Your task: Every line below needs to be returned exactly as written.

Study material:

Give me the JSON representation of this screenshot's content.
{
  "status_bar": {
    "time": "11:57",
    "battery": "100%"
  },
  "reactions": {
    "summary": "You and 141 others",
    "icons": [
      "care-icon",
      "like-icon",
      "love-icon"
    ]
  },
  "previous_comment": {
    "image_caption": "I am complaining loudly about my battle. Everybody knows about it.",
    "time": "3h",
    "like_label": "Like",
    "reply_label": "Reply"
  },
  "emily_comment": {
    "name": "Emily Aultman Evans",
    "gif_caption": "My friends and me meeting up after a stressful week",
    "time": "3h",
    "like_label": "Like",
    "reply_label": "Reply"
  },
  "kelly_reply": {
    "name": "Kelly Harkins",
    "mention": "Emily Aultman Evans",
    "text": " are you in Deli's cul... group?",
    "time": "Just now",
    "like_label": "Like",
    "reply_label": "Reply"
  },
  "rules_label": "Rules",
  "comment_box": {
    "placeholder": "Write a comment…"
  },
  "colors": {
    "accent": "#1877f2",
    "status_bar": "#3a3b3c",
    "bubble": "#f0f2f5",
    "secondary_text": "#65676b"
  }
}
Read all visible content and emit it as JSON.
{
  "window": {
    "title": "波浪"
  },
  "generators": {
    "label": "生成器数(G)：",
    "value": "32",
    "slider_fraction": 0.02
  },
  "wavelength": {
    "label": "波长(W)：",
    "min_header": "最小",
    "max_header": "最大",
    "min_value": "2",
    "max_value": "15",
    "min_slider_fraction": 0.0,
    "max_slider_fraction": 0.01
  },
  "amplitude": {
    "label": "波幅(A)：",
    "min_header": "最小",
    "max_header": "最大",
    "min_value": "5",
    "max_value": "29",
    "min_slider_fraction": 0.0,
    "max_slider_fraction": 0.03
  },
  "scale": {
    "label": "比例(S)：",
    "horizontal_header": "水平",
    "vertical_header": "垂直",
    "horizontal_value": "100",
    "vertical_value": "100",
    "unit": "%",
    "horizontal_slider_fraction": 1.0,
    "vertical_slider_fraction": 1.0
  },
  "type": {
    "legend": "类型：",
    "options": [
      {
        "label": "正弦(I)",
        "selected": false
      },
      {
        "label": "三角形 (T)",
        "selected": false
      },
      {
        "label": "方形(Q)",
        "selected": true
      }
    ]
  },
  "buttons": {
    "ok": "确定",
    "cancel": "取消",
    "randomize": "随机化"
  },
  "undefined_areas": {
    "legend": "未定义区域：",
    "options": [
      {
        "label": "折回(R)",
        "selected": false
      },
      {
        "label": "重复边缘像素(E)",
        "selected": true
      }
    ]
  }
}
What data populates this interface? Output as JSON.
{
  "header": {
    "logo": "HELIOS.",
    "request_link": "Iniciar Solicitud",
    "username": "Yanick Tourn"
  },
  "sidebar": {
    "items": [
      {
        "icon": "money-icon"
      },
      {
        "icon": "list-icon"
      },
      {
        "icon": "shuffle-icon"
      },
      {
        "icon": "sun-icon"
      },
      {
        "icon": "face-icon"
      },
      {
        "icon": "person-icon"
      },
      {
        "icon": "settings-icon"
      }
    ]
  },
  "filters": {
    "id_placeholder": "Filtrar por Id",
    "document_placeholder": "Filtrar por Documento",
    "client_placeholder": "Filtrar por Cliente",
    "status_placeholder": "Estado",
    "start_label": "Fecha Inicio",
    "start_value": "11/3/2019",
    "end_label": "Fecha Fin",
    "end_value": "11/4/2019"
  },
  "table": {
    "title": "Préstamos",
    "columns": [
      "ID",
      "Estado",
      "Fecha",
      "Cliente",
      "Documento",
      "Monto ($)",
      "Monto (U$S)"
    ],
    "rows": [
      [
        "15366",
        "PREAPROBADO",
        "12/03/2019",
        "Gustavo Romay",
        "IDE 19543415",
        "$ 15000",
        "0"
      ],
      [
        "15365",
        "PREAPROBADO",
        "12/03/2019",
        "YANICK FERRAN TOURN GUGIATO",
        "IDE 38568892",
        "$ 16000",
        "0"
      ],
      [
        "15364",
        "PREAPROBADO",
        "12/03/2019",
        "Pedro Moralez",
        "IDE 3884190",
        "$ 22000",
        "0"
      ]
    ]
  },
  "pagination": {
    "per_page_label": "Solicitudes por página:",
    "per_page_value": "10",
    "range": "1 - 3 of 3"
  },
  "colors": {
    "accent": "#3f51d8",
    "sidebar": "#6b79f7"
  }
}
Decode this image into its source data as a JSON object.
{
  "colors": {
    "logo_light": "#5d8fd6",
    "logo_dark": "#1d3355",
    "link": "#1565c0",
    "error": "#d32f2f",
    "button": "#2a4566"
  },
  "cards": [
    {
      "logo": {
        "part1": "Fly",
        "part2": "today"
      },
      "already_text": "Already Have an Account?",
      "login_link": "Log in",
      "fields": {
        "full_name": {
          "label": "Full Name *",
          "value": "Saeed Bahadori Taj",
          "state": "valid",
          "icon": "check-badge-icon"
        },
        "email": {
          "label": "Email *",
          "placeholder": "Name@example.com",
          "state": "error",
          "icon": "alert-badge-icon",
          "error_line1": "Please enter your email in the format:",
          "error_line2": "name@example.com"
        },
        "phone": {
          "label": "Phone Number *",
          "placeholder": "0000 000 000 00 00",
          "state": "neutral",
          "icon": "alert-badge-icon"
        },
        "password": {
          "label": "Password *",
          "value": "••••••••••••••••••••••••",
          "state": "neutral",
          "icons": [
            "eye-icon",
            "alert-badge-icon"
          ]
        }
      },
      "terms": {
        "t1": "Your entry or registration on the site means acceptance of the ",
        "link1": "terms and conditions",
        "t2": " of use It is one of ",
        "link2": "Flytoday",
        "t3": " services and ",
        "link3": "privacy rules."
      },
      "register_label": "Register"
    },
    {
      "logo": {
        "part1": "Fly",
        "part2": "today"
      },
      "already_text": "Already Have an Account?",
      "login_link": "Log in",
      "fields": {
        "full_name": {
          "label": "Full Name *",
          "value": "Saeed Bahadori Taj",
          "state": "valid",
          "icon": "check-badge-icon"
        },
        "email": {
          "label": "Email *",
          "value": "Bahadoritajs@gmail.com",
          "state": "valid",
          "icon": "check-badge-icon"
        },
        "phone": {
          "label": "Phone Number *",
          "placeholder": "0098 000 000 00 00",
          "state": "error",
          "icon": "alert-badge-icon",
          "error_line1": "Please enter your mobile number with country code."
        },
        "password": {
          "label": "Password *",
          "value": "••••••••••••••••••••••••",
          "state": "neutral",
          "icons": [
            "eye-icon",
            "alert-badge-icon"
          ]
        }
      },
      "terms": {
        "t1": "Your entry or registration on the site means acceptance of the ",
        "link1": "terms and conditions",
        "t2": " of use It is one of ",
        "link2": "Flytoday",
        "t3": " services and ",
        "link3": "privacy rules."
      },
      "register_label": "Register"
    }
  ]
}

Response to the task:
Give me the JSON representation of this screenshot's content.
{
  "status_bar": {
    "time": "11:57",
    "battery": "100%"
  },
  "reactions": {
    "summary": "You and 141 others",
    "icons": [
      "care-icon",
      "like-icon",
      "love-icon"
    ]
  },
  "previous_comment": {
    "image_caption": "I am complaining loudly about my battle. Everybody knows about it.",
    "time": "3h",
    "like_label": "Like",
    "reply_label": "Reply"
  },
  "emily_comment": {
    "name": "Emily Aultman Evans",
    "gif_caption": "My friends and me meeting up after a stressful week",
    "time": "3h",
    "like_label": "Like",
    "reply_label": "Reply"
  },
  "kelly_reply": {
    "name": "Kelly Harkins",
    "mention": "Emily Aultman Evans",
    "text": " are you in Deli's cul... group?",
    "time": "Just now",
    "like_label": "Like",
    "reply_label": "Reply"
  },
  "rules_label": "Rules",
  "comment_box": {
    "placeholder": "Write a comment…"
  },
  "colors": {
    "accent": "#1877f2",
    "status_bar": "#3a3b3c",
    "bubble": "#f0f2f5",
    "secondary_text": "#65676b"
  }
}
Read all visible content and emit it as JSON.
{
  "window": {
    "title": "波浪"
  },
  "generators": {
    "label": "生成器数(G)：",
    "value": "32",
    "slider_fraction": 0.02
  },
  "wavelength": {
    "label": "波长(W)：",
    "min_header": "最小",
    "max_header": "最大",
    "min_value": "2",
    "max_value": "15",
    "min_slider_fraction": 0.0,
    "max_slider_fraction": 0.01
  },
  "amplitude": {
    "label": "波幅(A)：",
    "min_header": "最小",
    "max_header": "最大",
    "min_value": "5",
    "max_value": "29",
    "min_slider_fraction": 0.0,
    "max_slider_fraction": 0.03
  },
  "scale": {
    "label": "比例(S)：",
    "horizontal_header": "水平",
    "vertical_header": "垂直",
    "horizontal_value": "100",
    "vertical_value": "100",
    "unit": "%",
    "horizontal_slider_fraction": 1.0,
    "vertical_slider_fraction": 1.0
  },
  "type": {
    "legend": "类型：",
    "options": [
      {
        "label": "正弦(I)",
        "selected": false
      },
      {
        "label": "三角形 (T)",
        "selected": false
      },
      {
        "label": "方形(Q)",
        "selected": true
      }
    ]
  },
  "buttons": {
    "ok": "确定",
    "cancel": "取消",
    "randomize": "随机化"
  },
  "undefined_areas": {
    "legend": "未定义区域：",
    "options": [
      {
        "label": "折回(R)",
        "selected": false
      },
      {
        "label": "重复边缘像素(E)",
        "selected": true
      }
    ]
  }
}
What data populates this interface? Output as JSON.
{
  "header": {
    "logo": "HELIOS.",
    "request_link": "Iniciar Solicitud",
    "username": "Yanick Tourn"
  },
  "sidebar": {
    "items": [
      {
        "icon": "money-icon"
      },
      {
        "icon": "list-icon"
      },
      {
        "icon": "shuffle-icon"
      },
      {
        "icon": "sun-icon"
      },
      {
        "icon": "face-icon"
      },
      {
        "icon": "person-icon"
      },
      {
        "icon": "settings-icon"
      }
    ]
  },
  "filters": {
    "id_placeholder": "Filtrar por Id",
    "document_placeholder": "Filtrar por Documento",
    "client_placeholder": "Filtrar por Cliente",
    "status_placeholder": "Estado",
    "start_label": "Fecha Inicio",
    "start_value": "11/3/2019",
    "end_label": "Fecha Fin",
    "end_value": "11/4/2019"
  },
  "table": {
    "title": "Préstamos",
    "columns": [
      "ID",
      "Estado",
      "Fecha",
      "Cliente",
      "Documento",
      "Monto ($)",
      "Monto (U$S)"
    ],
    "rows": [
      [
        "15366",
        "PREAPROBADO",
        "12/03/2019",
        "Gustavo Romay",
        "IDE 19543415",
        "$ 15000",
        "0"
      ],
      [
        "15365",
        "PREAPROBADO",
        "12/03/2019",
        "YANICK FERRAN TOURN GUGIATO",
        "IDE 38568892",
        "$ 16000",
        "0"
      ],
      [
        "15364",
        "PREAPROBADO",
        "12/03/2019",
        "Pedro Moralez",
        "IDE 3884190",
        "$ 22000",
        "0"
      ]
    ]
  },
  "pagination": {
    "per_page_label": "Solicitudes por página:",
    "per_page_value": "10",
    "range": "1 - 3 of 3"
  },
  "colors": {
    "accent": "#3f51d8",
    "sidebar": "#6b79f7"
  }
}
Decode this image into its source data as a JSON object.
{
  "colors": {
    "logo_light": "#5d8fd6",
    "logo_dark": "#1d3355",
    "link": "#1565c0",
    "error": "#d32f2f",
    "button": "#2a4566"
  },
  "cards": [
    {
      "logo": {
        "part1": "Fly",
        "part2": "today"
      },
      "already_text": "Already Have an Account?",
      "login_link": "Log in",
      "fields": {
        "full_name": {
          "label": "Full Name *",
          "value": "Saeed Bahadori Taj",
          "state": "valid",
          "icon": "check-badge-icon"
        },
        "email": {
          "label": "Email *",
          "placeholder": "Name@example.com",
          "state": "error",
          "icon": "alert-badge-icon",
          "error_line1": "Please enter your email in the format:",
          "error_line2": "name@example.com"
        },
        "phone": {
          "label": "Phone Number *",
          "placeholder": "0000 000 000 00 00",
          "state": "neutral",
          "icon": "alert-badge-icon"
        },
        "password": {
          "label": "Password *",
          "value": "••••••••••••••••••••••••",
          "state": "neutral",
          "icons": [
            "eye-icon",
            "alert-badge-icon"
          ]
        }
      },
      "terms": {
        "t1": "Your entry or registration on the site means acceptance of the ",
        "link1": "terms and conditions",
        "t2": " of use It is one of ",
        "link2": "Flytoday",
        "t3": " services and ",
        "link3": "privacy rules."
      },
      "register_label": "Register"
    },
    {
      "logo": {
        "part1": "Fly",
        "part2": "today"
      },
      "already_text": "Already Have an Account?",
      "login_link": "Log in",
      "fields": {
        "full_name": {
          "label": "Full Name *",
          "value": "Saeed Bahadori Taj",
          "state": "valid",
          "icon": "check-badge-icon"
        },
        "email": {
          "label": "Email *",
          "value": "Bahadoritajs@gmail.com",
          "state": "valid",
          "icon": "check-badge-icon"
        },
        "phone": {
          "label": "Phone Number *",
          "placeholder": "0098 000 000 00 00",
          "state": "error",
          "icon": "alert-badge-icon",
          "error_line1": "Please enter your mobile number with country code."
        },
        "password": {
          "label": "Password *",
          "value": "••••••••••••••••••••••••",
          "state": "neutral",
          "icons": [
            "eye-icon",
            "alert-badge-icon"
          ]
        }
      },
      "terms": {
        "t1": "Your entry or registration on the site means acceptance of the ",
        "link1": "terms and conditions",
        "t2": " of use It is one of ",
        "link2": "Flytoday",
        "t3": " services and ",
        "link3": "privacy rules."
      },
      "register_label": "Register"
    }
  ]
}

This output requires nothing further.